By acknowledging the controls inherent in our current systems and reducing procedural requirements accordingly, these guidelines can help reduce the administrative burden in your DLC.
Who Is Responsible For Internal Controls And The Internal Control Structure?
The manager is responsible for ensuring that internal controls are established and functioning to achieve the mission and objectives of the DLC. To evaluate internal controls, managers should first think about the following general objectives, then identify specific DLC objectives within these broad categories:
- Propriety of Transactions for all activity within the cost objects for which the manager is responsible;
- Reliability and Integrity of Information for internal management decisions and external agency reports;
- Compliance with Institute policies and applicable government regulations, including but not limited to Human Resources, OSP, VPF's Procurement, Property, and Controller policies, granting agencies, other sponsors, and federal government agencies;
- Safeguarding Assets, including cash, equipment, DLC or Institute data, and intellectual property, and;
- Economy and Efficiency of Operations to optimize the use of limited resources in accomplishing the mission of the DLC and the Institute.
As a next step, managers should identify what controls currently exist (or should be established) to reasonably assure the achievement of each specific objective for your DLC.
What Is The Audit Division's Responsibility?
The MIT Audit Division provides an objective evaluation of the adequacy of internal controls and reports the results to Institute senior management and the Corporation Auditing Committee. Auditors look at how the internal controls within an operation work together to make up the internal control structure.

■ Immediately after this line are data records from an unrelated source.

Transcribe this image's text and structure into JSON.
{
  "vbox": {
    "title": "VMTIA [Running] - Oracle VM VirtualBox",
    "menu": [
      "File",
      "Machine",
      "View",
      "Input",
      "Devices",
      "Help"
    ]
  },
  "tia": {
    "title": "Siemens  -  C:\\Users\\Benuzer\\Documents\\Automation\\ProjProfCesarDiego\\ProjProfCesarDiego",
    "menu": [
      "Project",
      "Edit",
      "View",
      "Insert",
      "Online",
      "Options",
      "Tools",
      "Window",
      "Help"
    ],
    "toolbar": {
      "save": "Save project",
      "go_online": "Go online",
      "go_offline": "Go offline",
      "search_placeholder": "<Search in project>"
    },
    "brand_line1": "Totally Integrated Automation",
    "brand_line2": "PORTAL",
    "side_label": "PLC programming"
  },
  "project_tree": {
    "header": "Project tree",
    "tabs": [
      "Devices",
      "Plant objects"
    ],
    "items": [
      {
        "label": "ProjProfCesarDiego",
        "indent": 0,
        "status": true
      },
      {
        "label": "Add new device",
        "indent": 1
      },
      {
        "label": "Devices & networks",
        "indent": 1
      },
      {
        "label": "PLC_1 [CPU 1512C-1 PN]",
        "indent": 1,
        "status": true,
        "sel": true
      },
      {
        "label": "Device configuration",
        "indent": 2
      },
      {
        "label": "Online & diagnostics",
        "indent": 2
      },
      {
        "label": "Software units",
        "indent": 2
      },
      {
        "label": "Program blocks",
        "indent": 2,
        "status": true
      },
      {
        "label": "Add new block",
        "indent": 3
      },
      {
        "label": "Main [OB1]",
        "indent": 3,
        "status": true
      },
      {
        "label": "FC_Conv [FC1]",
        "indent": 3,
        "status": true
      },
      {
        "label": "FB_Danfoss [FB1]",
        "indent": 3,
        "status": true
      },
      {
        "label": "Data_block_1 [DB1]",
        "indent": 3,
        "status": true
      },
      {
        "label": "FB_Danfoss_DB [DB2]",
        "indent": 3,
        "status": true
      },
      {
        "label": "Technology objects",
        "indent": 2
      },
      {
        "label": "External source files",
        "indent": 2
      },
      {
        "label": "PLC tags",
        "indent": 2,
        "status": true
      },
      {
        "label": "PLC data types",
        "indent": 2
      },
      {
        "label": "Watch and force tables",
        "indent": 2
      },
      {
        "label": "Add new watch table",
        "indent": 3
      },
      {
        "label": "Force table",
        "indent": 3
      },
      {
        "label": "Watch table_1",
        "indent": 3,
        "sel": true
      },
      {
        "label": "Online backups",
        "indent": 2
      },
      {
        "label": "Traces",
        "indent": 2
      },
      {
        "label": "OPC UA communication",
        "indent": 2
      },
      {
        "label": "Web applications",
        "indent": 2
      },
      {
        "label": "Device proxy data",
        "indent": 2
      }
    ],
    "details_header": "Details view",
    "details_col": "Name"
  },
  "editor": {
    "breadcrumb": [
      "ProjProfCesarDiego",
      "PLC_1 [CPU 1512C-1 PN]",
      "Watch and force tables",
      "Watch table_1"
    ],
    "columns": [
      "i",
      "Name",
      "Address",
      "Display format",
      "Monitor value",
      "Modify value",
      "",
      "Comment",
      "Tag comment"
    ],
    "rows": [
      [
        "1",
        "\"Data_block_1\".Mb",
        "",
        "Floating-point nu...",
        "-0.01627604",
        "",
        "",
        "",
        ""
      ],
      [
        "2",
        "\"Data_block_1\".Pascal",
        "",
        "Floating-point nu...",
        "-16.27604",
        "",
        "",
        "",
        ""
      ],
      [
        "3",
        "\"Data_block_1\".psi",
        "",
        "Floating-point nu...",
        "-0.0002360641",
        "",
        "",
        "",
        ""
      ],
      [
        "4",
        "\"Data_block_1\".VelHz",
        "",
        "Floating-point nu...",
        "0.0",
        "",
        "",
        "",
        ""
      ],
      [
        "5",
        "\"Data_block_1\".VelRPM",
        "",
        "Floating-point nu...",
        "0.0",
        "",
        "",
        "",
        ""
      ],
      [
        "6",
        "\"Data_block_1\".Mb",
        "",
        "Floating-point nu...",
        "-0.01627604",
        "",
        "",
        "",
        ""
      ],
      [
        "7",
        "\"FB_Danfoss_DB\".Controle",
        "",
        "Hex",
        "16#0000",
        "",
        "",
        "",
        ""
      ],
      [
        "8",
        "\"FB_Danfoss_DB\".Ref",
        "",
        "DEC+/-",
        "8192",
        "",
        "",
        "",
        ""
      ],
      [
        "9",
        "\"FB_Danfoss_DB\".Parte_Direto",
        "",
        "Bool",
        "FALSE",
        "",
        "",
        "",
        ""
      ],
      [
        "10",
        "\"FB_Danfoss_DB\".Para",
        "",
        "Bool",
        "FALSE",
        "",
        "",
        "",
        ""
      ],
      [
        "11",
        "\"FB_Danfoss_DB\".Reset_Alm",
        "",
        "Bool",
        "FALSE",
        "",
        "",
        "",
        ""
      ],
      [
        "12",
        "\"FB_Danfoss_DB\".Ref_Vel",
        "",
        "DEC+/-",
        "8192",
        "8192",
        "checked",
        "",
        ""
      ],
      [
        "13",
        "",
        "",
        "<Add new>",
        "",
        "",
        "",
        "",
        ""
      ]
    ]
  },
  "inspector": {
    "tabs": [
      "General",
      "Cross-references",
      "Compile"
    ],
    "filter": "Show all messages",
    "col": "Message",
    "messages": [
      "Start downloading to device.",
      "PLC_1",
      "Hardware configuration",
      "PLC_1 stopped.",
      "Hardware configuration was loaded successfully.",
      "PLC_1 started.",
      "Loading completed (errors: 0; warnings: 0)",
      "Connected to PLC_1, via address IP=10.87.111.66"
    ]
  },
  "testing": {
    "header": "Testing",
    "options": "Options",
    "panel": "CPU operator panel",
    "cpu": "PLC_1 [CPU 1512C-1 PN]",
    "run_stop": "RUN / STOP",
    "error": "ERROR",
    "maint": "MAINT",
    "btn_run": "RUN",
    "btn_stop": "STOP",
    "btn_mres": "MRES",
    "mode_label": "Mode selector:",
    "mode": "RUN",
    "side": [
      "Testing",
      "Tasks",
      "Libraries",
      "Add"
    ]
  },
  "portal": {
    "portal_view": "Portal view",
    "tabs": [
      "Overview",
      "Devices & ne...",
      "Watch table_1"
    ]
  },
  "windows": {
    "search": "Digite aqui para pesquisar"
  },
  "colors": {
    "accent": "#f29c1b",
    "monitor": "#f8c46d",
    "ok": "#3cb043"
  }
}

Auditors gather information about the mission and processes of the DLC, discusses the major objectives with the AO, and identifies control points within each process where an error, irregularity, or inefficiency is likely to occur. The auditor documents existing controls at each significant control point, evaluates the adequacy of the controls to ensure achievement of the objective, and then tests the controls to verify they are working as described. Further discussions with the AO focus on control risks, AO insights, and potential control enhancements. When risks are greater, more extensive controls are warranted.The auditor's evaluation may include an examination of some or all of the following internal control elements:
- Organizational charts, a visual presentation of lines of authority.
- Authorization Procedures - including a thorough review of supporting information to verify the propriety and validity of transactions.Approval authority should be commensurate with the nature and significance of the transactions and in compliance with Institute policy.
- Consolidated Salary Expense Analysis (DACCA) reports for evidence of certification by a supervisor with direct knowledge of the work performed.
- Segregation of Duties - should reduce the likelihood of errors and irregularities.An individual should not have responsibility for more than one of the three transaction components: authorization, custody, and record keeping.
- Adequacy of supporting documentation and verification, propriety of assigned general ledger accounts, and compliance with Federal and Institute guidelines for selected transactions.
- Competency of personnel.
- Physical Restrictions - are the most important type of protective measure for safeguarding Institute assets, processes, and data.
- Documentation and Record Retention - should provide reasonable assurance that assets are controlled and transactions are correctly recorded.
- Monitoring Operations - is essential to verify that controls are operating properly.
- General level of awareness of personal computer security in the office
The Audit Division also performs a consultative role. Auditors serve on Institute teams and committees, helping to maintain and/or enhance internal controls and the internal control structure. Auditors are also available to answer questions from the MIT community regarding the establishment or enhancement of internal controls and the internal control structure.